> [Work item] Count the lines below that contain "icon". Answer with the number alone.

Dataset records Start Marker

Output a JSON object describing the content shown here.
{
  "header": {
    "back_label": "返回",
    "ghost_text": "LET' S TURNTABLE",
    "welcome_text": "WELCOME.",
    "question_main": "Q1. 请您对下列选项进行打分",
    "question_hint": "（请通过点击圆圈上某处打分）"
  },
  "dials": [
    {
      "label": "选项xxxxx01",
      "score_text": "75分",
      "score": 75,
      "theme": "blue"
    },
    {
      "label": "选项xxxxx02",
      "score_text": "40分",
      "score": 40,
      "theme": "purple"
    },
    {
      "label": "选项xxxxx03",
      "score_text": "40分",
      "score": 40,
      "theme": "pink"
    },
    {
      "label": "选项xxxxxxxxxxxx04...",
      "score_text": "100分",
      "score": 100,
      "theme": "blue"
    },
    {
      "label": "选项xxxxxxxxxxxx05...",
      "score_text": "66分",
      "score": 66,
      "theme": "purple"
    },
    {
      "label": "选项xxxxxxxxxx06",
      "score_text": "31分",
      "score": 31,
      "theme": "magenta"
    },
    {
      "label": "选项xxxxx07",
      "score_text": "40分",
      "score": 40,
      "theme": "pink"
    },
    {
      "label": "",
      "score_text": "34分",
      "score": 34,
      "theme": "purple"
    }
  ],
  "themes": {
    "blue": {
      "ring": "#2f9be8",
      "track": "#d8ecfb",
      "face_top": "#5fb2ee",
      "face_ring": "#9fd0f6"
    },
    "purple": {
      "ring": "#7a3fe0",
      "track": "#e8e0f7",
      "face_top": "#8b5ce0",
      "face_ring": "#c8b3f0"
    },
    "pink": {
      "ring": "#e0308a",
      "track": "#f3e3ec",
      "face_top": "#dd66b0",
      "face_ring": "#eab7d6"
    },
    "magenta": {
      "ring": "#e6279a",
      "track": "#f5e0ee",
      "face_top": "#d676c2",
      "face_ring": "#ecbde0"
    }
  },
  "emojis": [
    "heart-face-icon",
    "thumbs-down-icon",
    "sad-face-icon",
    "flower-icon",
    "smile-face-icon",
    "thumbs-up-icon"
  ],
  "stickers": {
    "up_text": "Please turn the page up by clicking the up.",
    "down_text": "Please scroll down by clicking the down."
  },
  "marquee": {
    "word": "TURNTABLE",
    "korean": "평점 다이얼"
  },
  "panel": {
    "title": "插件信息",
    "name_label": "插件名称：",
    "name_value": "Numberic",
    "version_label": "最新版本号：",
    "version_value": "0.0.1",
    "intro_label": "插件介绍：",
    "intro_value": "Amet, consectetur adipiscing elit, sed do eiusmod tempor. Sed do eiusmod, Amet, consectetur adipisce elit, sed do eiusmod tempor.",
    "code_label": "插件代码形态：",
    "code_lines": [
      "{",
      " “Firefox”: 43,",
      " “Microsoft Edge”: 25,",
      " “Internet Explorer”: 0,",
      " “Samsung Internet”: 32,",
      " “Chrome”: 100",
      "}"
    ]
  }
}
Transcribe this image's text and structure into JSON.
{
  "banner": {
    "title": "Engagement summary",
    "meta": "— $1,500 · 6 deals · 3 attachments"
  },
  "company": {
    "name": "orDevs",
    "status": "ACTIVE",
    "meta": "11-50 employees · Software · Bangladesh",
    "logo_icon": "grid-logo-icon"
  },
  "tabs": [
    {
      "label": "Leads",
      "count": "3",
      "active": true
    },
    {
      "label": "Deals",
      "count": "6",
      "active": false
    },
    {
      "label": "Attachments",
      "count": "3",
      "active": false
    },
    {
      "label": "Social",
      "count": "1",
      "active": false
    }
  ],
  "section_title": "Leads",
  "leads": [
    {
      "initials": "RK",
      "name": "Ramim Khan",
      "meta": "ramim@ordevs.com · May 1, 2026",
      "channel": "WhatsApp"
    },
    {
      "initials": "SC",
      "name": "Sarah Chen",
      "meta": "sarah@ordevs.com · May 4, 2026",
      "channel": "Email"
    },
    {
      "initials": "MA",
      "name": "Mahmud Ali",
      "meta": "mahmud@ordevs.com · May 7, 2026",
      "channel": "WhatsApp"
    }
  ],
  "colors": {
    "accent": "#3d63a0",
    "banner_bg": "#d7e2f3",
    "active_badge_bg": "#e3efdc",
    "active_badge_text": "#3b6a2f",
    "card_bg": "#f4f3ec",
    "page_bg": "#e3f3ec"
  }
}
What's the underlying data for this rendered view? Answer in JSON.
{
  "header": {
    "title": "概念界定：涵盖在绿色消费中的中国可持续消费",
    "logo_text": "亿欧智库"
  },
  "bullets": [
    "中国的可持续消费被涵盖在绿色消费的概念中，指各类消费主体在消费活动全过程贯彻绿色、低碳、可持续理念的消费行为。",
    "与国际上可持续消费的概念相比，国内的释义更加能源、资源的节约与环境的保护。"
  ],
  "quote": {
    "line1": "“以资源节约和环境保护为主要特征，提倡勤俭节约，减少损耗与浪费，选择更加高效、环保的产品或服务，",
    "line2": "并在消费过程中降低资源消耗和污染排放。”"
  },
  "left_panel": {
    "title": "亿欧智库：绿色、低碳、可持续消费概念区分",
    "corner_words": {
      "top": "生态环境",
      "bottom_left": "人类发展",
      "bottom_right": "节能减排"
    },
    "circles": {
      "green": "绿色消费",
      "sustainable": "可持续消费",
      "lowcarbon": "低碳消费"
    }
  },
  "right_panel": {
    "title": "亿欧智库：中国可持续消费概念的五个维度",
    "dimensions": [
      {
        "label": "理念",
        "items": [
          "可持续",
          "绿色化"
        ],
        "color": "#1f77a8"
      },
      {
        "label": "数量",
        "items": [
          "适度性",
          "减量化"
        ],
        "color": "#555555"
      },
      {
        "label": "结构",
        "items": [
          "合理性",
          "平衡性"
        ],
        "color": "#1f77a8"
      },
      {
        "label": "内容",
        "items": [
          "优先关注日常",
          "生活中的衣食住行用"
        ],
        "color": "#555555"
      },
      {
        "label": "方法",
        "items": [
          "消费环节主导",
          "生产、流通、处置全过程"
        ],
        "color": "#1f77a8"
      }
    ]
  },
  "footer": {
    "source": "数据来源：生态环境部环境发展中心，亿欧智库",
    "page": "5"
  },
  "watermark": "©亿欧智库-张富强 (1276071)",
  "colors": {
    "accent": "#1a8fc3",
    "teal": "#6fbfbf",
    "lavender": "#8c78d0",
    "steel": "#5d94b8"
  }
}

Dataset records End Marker

> [Task answer] 7